alter ego of Demeter. Nyx was a poterful goddess feared even by Zeus. The
Elaia side or disc of the Phaistos Disc tells how to evoke her and get her
oracle. Cave in the Magdalenian perspective derives from KAL for cave,
Underworld, inverse LAK naming a lake, CA LAK was the heavenly lake or river,
later overformed by Galaxy 'Milky Way'. Woman and cave have no common origin
in Magdalenian, although there is a mythological connection, the Divine Hind
or Hind Woman from Altamira calling life into existence, also moon bulls,
thus creating time, periods of 30 29 30 29 30 29 30 29 30 29 30 ... days or
nights for 1 2 3 4 5 6 7 8 9 10 11 ... lunations or synodic months.
Sorry for the sloppy formulations. GYN for woman would account for Greek
gynae 'woman', inverse NYG for nyx 'night' and Nyx, goddess of the night.
Her mother was Elaia, goddess of olives; or Demeter-Elaia, Demeter the

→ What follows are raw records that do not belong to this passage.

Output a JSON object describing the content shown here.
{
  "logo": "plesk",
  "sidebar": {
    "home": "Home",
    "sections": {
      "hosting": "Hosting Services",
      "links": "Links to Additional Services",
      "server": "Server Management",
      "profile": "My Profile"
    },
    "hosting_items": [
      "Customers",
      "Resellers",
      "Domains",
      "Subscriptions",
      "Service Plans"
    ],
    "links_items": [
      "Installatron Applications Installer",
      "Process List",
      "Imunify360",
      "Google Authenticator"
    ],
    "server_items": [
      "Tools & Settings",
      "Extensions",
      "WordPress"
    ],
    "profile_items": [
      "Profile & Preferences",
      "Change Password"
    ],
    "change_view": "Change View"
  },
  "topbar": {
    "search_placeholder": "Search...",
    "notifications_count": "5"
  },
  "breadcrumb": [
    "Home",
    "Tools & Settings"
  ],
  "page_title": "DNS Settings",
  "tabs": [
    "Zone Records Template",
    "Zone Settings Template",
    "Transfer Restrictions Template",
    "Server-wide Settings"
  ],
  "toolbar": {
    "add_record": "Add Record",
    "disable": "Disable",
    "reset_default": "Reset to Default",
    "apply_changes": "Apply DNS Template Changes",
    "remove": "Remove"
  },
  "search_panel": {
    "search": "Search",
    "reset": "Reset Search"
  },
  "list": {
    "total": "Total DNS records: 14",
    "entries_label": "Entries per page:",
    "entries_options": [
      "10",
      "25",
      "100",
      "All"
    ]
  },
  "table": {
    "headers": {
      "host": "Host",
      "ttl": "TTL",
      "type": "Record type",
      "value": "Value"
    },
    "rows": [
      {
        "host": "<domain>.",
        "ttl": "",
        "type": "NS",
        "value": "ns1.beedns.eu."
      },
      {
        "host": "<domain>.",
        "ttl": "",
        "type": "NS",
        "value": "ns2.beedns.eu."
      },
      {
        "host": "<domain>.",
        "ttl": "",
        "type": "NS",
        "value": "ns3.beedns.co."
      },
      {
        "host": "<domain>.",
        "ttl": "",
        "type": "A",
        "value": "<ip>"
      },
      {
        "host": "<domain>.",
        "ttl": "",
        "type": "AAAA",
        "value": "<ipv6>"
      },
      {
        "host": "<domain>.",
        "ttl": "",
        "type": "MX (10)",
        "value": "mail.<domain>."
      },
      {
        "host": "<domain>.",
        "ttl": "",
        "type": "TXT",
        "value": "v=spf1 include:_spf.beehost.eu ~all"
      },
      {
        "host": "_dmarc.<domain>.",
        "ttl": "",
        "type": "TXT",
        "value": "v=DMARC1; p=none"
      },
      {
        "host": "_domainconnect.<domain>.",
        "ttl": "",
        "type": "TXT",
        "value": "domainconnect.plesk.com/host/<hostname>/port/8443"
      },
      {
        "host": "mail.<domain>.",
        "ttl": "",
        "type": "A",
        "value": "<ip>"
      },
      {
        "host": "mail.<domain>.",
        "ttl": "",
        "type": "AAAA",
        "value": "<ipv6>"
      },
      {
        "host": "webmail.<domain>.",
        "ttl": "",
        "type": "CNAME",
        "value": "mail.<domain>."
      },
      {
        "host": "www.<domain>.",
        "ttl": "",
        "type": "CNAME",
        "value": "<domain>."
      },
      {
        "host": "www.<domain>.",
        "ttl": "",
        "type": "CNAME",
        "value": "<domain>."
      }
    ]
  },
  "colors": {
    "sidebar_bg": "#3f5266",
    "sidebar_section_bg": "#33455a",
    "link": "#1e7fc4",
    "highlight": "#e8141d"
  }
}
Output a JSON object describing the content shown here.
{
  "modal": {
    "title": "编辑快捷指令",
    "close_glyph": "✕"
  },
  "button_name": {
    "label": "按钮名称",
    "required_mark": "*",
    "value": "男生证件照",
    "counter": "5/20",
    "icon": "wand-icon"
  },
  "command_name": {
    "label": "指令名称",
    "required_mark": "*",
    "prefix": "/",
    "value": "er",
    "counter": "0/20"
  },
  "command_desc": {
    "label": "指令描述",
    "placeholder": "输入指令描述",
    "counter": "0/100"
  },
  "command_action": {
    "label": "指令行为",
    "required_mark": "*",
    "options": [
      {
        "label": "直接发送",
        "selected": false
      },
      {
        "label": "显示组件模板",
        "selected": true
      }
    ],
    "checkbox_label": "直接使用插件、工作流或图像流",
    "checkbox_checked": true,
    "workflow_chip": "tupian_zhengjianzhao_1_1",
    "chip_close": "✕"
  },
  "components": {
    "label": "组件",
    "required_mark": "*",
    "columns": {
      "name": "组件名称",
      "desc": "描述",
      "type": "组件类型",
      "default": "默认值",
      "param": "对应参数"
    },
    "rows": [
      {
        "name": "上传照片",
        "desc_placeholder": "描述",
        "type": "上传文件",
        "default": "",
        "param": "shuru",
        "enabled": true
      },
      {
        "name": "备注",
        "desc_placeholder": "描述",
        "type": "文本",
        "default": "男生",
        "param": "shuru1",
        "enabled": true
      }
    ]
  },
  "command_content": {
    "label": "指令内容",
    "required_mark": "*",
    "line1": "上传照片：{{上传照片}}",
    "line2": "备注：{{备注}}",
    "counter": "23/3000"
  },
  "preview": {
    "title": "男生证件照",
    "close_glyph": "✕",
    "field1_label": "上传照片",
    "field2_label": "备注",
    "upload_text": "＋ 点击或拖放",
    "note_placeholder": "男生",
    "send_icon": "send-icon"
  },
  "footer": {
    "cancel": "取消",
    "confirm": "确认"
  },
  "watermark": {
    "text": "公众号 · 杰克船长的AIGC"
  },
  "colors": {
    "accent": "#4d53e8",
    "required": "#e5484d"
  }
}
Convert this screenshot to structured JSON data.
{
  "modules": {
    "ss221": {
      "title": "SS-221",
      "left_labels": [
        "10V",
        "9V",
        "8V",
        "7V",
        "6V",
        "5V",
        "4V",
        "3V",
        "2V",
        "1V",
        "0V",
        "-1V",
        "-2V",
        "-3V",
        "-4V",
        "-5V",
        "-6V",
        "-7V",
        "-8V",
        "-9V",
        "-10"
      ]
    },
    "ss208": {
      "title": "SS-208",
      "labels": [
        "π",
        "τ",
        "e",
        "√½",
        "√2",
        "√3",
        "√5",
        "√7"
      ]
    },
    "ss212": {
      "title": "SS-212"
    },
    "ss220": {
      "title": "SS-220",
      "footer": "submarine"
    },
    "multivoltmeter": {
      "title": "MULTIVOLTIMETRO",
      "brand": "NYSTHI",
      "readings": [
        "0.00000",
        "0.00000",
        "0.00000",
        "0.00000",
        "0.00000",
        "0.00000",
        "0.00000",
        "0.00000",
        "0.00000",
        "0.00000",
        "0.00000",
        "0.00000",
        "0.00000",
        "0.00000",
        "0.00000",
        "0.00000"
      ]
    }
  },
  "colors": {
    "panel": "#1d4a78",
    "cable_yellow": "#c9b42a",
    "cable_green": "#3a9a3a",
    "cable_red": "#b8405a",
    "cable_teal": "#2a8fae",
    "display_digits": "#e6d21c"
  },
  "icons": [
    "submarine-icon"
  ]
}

goddess of agriculture; or Black Demeter Melaina, personifying droughts
and famines, worshipped in Elaia's grove at Phigalia (Pausanias), implored
for mercy - Pan playing a sweet melody on his flute made her soften and
spare people from starving. Nyx was a powerful goddess, feared by all,
even by Zeus (who personified the day as the supreme sky god). Nyx was
a chthonic goddess and had been equated with Gaia. By the way, the first
pair of inverses I encountered was AC for an expanse of land with water
(village names like Rouffignac and Cognac in the Guyenne) and CA for sky
(Old Latin caelum) while the compound AC CA named the Indo-European earth
goddess akka (a stammered name according to Pokorny, a meaningful name in
my opinion), the Sanskrit mother akka, and Hebrew Hawwa 'mother of all life'
English Eve. The inverse compound CA AC may have named Gaia. Those names
invoked the Great Goddess of old , her body symbolizing the fertile earth,
her breasts and arms (combined in some violin idols from the Cyclades)
the surface of the earth where we live and are active (arms) and find our
nourishment (breasts nourishing babies), and her head the sky, her eyes
moon and sun.
Daud Deden is right in connecting milk and honey Latin mel that may also
account for mel-ody (story of Pan above). Elaia as goddess of olives (elaia
'olive') provided oil and was associated with a giant bee on the gold ring
from Mokhlos, Crete. Marija Gimbutas presents a
'Bull-horned bee goddess in the shape of a bee' rendered on a stylized
bull's head of bone. Bilcze Zlote, northwestern Ukraine. Late Cucuteni.
Fourth millennium BC.
in my opinion (a heir of) the Orion goddess, emanation of the Divine Hind
Woman in Magdalenian times who sent moon bulls from Aldebaran in Taurus
'Bull' on their heavenly mission. Fermented honey and water yielded mead,
bulls provided meat, and blood of sacrificed bulls may have been sprinkled
on the ground in rites of making the land fertile.
Sounds can well reveal connections, but phonetical similarities alone
are not enough, they can also lead astray. Etymology is no less demanding
than taxonomy in biology. The minimum requirement for participating in
a scientific forum on language is to consult etymologies, best in university
libraries, but there are also fine sources online.
PS I showed up in here because Ross, unwisely, rubbed his oil lamp ...